What to do ▸
Below are the records; copy out every line that holds the word "name".

Stored dataset items
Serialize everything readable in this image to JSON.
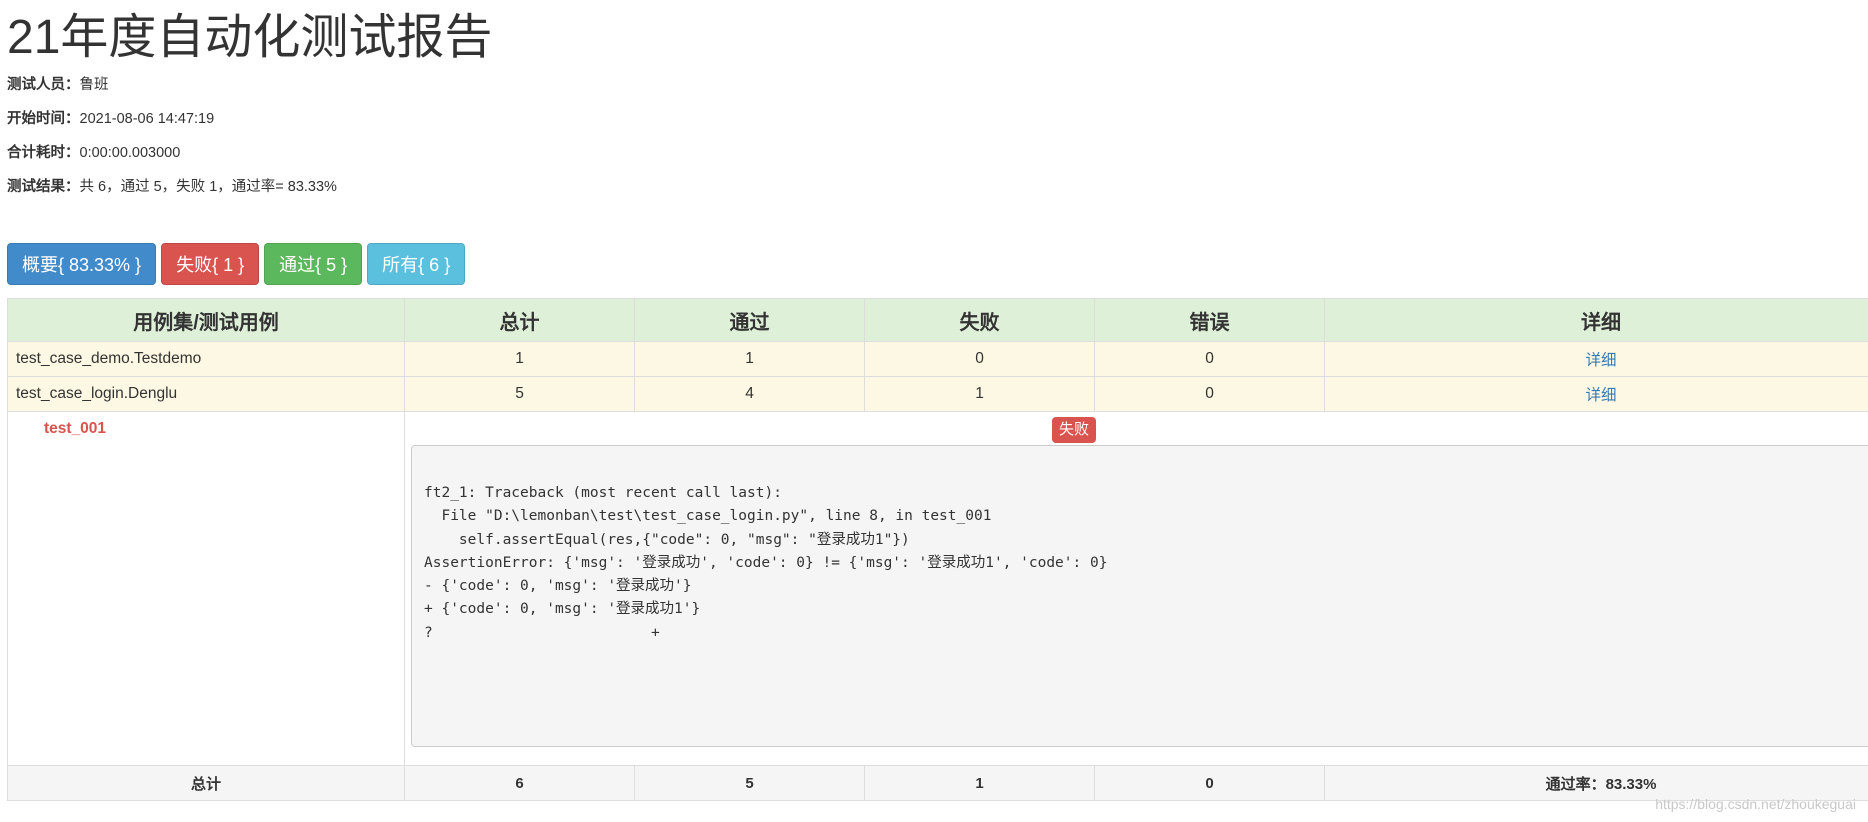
{
  "title": "21年度自动化测试报告",
  "info": {
    "tester_label": "测试人员：",
    "tester": "鲁班",
    "start_label": "开始时间：",
    "start": "2021-08-06 14:47:19",
    "duration_label": "合计耗时：",
    "duration": "0:00:00.003000",
    "result_label": "测试结果：",
    "result": "共 6，通过 5，失败 1，通过率= 83.33%"
  },
  "buttons": {
    "summary": "概要{ 83.33% }",
    "failed": "失败{ 1 }",
    "passed": "通过{ 5 }",
    "all": "所有{ 6 }"
  },
  "colors": {
    "summary": "#428bca",
    "failed": "#d9534f",
    "passed": "#5cb85c",
    "all": "#5bc0de"
  },
  "table": {
    "headers": [
      "用例集/测试用例",
      "总计",
      "通过",
      "失败",
      "错误",
      "详细"
    ],
    "rows": [
      {
        "name": "test_case_demo.Testdemo",
        "total": "1",
        "pass": "1",
        "fail": "0",
        "error": "0",
        "detail": "详细"
      },
      {
        "name": "test_case_login.Denglu",
        "total": "5",
        "pass": "4",
        "fail": "1",
        "error": "0",
        "detail": "详细"
      }
    ],
    "case": {
      "name": "test_001",
      "status": "失败",
      "traceback": "ft2_1: Traceback (most recent call last):\n  File \"D:\\lemonban\\test\\test_case_login.py\", line 8, in test_001\n    self.assertEqual(res,{\"code\": 0, \"msg\": \"登录成功1\"})\nAssertionError: {'msg': '登录成功', 'code': 0} != {'msg': '登录成功1', 'code': 0}\n- {'code': 0, 'msg': '登录成功'}\n+ {'code': 0, 'msg': '登录成功1'}\n?                         +"
    },
    "totals": {
      "label": "总计",
      "total": "6",
      "pass": "5",
      "fail": "1",
      "error": "0",
      "rate": "通过率：83.33%"
    }
  },
  "watermark": "https://blog.csdn.net/zhoukeguai"
}
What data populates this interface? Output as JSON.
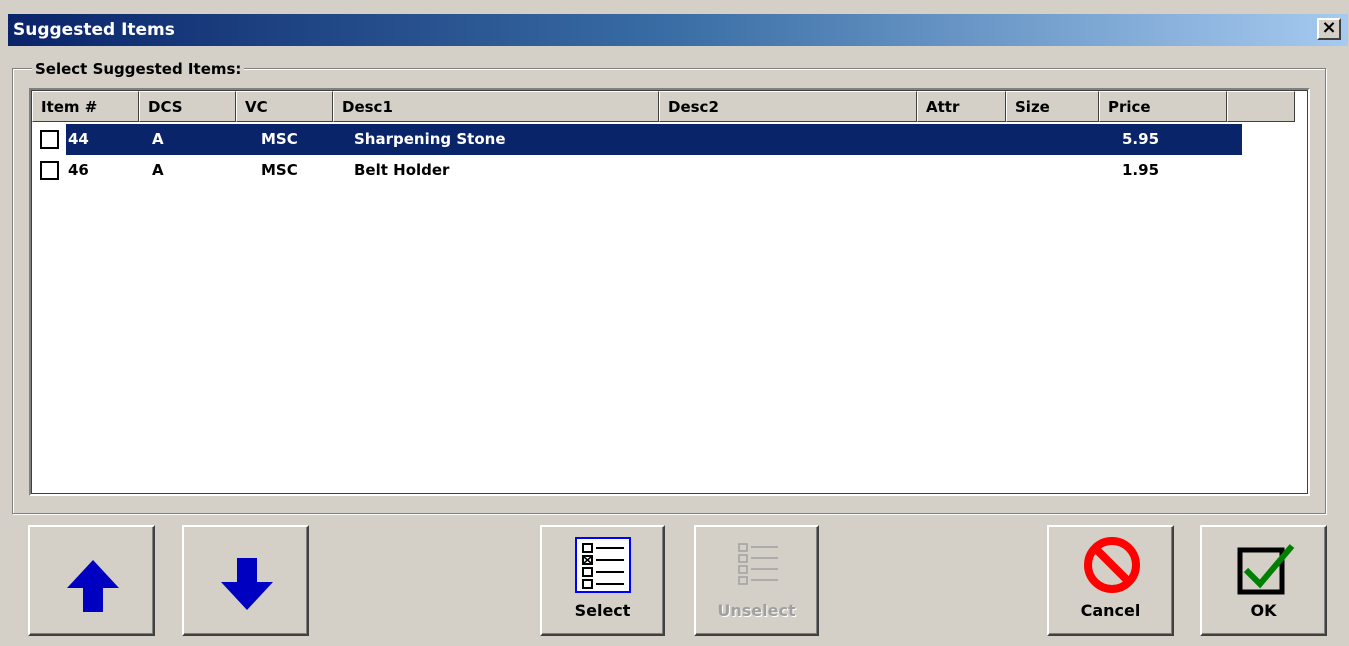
{
  "window": {
    "title": "Suggested Items",
    "close_label": "×"
  },
  "group": {
    "label": "Select Suggested Items:"
  },
  "columns": [
    {
      "label": "Item #"
    },
    {
      "label": "DCS"
    },
    {
      "label": "VC"
    },
    {
      "label": "Desc1"
    },
    {
      "label": "Desc2"
    },
    {
      "label": "Attr"
    },
    {
      "label": "Size"
    },
    {
      "label": "Price"
    }
  ],
  "rows": [
    {
      "item": "44",
      "dcs": "A",
      "vc": "MSC",
      "desc1": "Sharpening Stone",
      "desc2": "",
      "attr": "",
      "size": "",
      "price": "5.95",
      "selected": true,
      "checked": false
    },
    {
      "item": "46",
      "dcs": "A",
      "vc": "MSC",
      "desc1": "Belt Holder",
      "desc2": "",
      "attr": "",
      "size": "",
      "price": "1.95",
      "selected": false,
      "checked": false
    }
  ],
  "buttons": {
    "up": {
      "icon": "arrow-up-icon",
      "color": "#0000c0"
    },
    "down": {
      "icon": "arrow-down-icon",
      "color": "#0000c0"
    },
    "select": {
      "label": "Select",
      "icon": "checklist-icon"
    },
    "unselect": {
      "label": "Unselect",
      "icon": "checklist-icon",
      "disabled": true
    },
    "cancel": {
      "label": "Cancel",
      "icon": "no-entry-icon",
      "color": "#ff0000"
    },
    "ok": {
      "label": "OK",
      "icon": "checkmark-box-icon",
      "color": "#008000"
    }
  },
  "colors": {
    "selection": "#0a246a",
    "face": "#d4d0c8"
  }
}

Result ▸
        "name": "test_case_demo.Testdemo",
        "name": "test_case_login.Denglu",
      "name": "test_001",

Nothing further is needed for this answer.